The first question for a country that is writing or rewriting its constitution is the overall process for drafting, consulting and approving the document. In a growing number of cases, countries are choosing to create a Constituent Assembly to do all or some of those tasks.
There are various models of a constituent assembly and each country will define its model. With the recent Arab Awakening there are different examples of how a constituent assembly was to organized and its role in the constitution-making process:
In Tunisia an election was held to elect the members of the constituent assembly. Those members are tasked with drafting the constitution, conducting public consultations and approving a draft that was to be submitted to a referendum for approval. While conducting its mandate as a constitutional body, the assembly acted as a parliament, including the appointment of an interim government.
In 2005 Iraq elected a temporary national assembly to draft the constitution that was then submitted for approval to the citizens of the country in a referendum.
Egypt elected a permanent parliament that then appointed unelected citizens to the constituent assembly that drafted the constitution before being submitted for approval through a referendum. The permanent parliament remained responsible for governing until the constitution was adopted.
Libya elected a temporary General National Congress that was responsible for the approval of a draft constitution before being submitted for approval by a referendum. However, the Congress assigned the drafting of the document to an unelected constituent assembly.
From these examples a few principles can be extrapolated:
1. A temporary institution like a constituent assembly works best when a permanent parliament has not existed (e.g. –Libya or Iraq) or has been dissolved (e.g. – Tunisia).
2. Where a temporary institution is elected it will be expected to act as a full parliament until the constitution is approved, thus placing extra burdens on the institution in addition to constitution writing.
3. It is important to ensure the temporary institution meets international standards for a democratic institution as it may take a number of years to finalize a draft constitution and during that time precedence can be set as to the operation of the institution that will impact on any future, permanent parliament.

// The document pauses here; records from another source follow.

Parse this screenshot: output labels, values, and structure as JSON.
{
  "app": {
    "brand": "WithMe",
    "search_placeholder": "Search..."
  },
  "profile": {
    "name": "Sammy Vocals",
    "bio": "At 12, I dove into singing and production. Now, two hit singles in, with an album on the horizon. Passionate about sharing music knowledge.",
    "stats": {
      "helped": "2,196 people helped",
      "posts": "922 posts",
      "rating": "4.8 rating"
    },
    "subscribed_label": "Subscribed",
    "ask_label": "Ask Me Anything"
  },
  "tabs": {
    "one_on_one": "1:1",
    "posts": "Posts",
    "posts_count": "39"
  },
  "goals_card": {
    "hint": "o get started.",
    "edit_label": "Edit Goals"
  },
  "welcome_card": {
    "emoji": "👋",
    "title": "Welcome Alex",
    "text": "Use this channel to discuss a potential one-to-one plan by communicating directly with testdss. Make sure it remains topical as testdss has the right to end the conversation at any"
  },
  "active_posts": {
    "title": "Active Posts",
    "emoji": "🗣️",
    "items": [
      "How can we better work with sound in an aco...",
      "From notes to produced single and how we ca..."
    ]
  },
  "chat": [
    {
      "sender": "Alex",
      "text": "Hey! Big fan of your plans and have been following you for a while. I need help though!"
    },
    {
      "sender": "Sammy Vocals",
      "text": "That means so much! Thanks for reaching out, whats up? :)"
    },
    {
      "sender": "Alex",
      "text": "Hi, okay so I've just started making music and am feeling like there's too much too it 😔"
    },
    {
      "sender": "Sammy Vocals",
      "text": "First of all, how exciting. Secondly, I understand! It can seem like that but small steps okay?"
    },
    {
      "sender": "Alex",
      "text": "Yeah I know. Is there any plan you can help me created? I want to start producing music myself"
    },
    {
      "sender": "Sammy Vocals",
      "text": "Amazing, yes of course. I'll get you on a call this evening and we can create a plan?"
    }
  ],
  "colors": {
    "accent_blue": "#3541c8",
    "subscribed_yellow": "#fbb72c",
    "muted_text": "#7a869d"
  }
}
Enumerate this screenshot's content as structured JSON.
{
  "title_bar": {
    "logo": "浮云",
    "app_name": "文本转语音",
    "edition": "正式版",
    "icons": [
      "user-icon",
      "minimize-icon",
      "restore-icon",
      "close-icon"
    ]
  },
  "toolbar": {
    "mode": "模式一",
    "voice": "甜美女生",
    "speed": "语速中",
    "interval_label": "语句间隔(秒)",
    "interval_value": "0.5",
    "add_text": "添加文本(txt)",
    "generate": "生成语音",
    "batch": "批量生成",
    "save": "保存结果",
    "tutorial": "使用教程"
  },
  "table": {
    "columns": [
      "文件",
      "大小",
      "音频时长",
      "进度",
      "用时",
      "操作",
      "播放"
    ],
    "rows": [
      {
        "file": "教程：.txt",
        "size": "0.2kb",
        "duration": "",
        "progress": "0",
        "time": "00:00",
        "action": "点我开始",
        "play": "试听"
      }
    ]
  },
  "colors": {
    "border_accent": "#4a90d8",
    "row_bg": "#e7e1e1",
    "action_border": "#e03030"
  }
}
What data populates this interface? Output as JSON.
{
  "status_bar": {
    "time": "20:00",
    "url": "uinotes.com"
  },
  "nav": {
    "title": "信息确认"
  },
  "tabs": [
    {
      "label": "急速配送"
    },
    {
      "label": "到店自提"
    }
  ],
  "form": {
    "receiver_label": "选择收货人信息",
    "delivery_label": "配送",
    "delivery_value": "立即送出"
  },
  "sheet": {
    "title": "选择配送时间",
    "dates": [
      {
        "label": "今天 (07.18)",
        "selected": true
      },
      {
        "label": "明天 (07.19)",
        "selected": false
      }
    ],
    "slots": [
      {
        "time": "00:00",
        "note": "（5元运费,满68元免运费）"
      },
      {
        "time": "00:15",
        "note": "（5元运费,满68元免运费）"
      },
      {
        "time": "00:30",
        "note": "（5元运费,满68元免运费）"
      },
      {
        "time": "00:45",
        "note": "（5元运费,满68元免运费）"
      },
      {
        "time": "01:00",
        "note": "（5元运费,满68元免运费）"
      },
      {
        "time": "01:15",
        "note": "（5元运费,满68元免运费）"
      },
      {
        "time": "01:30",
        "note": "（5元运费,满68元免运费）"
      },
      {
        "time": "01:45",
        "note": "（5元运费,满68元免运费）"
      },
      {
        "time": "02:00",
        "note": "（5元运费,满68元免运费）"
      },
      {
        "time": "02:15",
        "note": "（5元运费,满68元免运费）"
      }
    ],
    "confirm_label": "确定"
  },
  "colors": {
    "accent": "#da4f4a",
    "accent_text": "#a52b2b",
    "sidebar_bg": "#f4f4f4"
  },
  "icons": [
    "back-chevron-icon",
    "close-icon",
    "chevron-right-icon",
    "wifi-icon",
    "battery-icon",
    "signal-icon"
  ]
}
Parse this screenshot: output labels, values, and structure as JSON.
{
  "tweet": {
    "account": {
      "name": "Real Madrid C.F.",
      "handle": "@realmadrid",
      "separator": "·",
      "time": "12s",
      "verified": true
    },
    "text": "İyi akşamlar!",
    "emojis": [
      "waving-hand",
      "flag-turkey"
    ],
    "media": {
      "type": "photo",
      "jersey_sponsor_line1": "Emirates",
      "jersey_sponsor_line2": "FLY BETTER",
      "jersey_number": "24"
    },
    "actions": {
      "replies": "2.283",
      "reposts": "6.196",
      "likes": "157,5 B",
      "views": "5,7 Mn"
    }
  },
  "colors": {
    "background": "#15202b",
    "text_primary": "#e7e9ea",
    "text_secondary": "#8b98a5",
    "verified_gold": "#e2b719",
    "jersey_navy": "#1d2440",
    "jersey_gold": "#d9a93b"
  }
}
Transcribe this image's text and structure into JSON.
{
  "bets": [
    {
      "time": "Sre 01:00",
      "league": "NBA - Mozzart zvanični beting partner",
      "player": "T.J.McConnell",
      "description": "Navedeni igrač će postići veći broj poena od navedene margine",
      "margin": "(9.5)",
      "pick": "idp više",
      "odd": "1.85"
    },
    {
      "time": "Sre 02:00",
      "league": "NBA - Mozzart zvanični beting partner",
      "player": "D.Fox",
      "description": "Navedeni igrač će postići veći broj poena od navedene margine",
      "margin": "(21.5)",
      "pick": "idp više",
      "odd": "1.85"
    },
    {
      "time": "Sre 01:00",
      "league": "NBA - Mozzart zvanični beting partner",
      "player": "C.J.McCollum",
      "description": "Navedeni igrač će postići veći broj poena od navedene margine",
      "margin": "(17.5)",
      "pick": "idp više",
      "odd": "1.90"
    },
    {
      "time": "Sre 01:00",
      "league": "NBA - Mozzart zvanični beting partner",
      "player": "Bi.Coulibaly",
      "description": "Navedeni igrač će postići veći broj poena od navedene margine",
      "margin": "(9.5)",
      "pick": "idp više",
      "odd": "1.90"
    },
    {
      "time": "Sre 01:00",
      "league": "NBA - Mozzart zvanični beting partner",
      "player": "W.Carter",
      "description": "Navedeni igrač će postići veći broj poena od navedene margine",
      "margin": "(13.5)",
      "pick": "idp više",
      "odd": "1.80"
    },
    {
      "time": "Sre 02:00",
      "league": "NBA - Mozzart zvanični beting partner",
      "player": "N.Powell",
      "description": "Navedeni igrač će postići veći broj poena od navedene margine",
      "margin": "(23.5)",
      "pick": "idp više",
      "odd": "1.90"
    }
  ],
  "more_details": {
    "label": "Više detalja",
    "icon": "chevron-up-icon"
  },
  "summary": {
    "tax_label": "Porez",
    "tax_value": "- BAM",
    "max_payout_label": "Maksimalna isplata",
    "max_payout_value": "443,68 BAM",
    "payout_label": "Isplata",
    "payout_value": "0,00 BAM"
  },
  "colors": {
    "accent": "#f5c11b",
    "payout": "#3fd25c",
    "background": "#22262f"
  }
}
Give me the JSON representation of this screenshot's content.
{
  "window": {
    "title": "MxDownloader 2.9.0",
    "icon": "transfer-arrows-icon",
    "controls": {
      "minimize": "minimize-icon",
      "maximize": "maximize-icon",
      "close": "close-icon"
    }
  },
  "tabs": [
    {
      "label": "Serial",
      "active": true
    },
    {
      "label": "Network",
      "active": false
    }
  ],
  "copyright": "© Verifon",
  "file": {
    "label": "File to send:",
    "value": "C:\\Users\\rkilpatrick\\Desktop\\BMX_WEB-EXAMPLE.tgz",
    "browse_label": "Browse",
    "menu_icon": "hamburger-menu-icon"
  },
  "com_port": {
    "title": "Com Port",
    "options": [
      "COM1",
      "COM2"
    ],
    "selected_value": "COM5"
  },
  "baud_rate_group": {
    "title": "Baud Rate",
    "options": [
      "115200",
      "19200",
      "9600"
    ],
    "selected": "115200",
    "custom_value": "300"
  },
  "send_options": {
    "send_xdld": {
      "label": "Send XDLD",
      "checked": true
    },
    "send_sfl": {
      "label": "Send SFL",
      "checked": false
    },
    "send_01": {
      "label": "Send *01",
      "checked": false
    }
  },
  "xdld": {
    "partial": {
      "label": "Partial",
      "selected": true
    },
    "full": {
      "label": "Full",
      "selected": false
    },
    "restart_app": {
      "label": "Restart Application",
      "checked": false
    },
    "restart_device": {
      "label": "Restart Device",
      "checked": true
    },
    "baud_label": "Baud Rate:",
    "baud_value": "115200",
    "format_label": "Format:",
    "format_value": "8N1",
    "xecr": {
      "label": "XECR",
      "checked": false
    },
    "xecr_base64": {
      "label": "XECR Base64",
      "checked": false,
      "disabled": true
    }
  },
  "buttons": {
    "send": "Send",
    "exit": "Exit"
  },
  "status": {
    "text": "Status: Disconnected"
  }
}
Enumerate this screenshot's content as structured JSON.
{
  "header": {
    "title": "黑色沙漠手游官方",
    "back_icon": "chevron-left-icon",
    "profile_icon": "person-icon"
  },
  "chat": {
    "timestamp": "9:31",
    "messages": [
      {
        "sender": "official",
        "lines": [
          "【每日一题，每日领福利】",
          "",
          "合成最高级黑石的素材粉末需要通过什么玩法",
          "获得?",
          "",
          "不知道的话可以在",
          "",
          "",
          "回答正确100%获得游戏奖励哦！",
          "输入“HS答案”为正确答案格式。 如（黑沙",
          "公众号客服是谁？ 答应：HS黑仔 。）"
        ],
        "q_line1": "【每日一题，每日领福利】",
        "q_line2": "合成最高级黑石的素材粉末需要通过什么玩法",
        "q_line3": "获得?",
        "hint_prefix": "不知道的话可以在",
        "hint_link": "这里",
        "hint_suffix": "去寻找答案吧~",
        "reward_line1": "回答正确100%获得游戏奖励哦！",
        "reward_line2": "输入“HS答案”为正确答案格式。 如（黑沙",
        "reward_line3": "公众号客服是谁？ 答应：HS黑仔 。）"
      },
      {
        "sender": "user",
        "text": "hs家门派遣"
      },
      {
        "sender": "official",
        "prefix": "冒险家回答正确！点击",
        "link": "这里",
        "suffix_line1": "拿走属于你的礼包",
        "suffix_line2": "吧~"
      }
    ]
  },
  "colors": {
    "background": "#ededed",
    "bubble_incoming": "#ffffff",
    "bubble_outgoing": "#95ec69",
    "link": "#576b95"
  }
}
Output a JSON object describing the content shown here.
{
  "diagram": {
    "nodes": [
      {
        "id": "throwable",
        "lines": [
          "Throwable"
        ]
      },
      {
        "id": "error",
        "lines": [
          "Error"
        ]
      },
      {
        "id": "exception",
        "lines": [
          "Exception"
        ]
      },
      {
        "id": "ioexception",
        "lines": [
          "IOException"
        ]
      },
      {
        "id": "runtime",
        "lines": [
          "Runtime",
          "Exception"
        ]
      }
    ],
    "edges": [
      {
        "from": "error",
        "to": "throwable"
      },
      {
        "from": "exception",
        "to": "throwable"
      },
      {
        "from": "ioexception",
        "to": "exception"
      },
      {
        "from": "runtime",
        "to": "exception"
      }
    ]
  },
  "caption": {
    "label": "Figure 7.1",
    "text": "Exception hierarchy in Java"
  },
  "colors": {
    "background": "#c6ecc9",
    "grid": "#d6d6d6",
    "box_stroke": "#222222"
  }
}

4. The election of a constituent assembly may be the first free and fair election in a country and, as such, it is important that the assembly receives the support it requires to achieve its goals. The citizens are watching the institution carefully, often during tough political and economic times, and their faith in democracy will rest heavily of the effectiveness of the temporary institution.
As a result, it is crucial that proper support be provided to a constituent assembly. Like any parliament, the institution requires a myriad of capacity development. Some of the key areas of support that must be identified include:
• Inclusive Participation: If citizens are to believe that a democracy is different than earlier forms of government it is critical that the assembly be as consultative as possible, both with regard to its work on the constitution but also with regard to its work as a parliament. When laws are passed and committees conduct routine oversight, the public must be engaged.
• Capable Staff: This may be a real challenge to the capacity of the assembly, especially where there was no parliament previously or there is a lack of trust in the staff of the previous parliament. Given the short timeframe for the work of the assembly, it is important that any support be practical and responsive to the needs of the members and the assembly.
• Legal Framework: As the institution is temporary, it is important to establish rules of procedure and other legal aspects of its work immediately. A good practice is to have the assembly appoint at its first session an ad hoc rules committee, reflecting the make up of the assembly, to draft the rules of procedure.
• Inaugural Session: Again, as there is no precedent for the election of the Speaker of the assembly, it is critical that support be provided to the elected members before the first session to ensure it runs smoothly, the officers of the assembly are elected and important early decisions are made.
• Access to Expertise/Knowledge: A temporary institution with a finite mandate may not have the resources to address all its pressing questions related to the constitution and its work as a governing body. Support in terms of access to international expertise, knowledge products and facilitating interaction with academia and CSOs within the country are all important means of building the capacity of the assembly.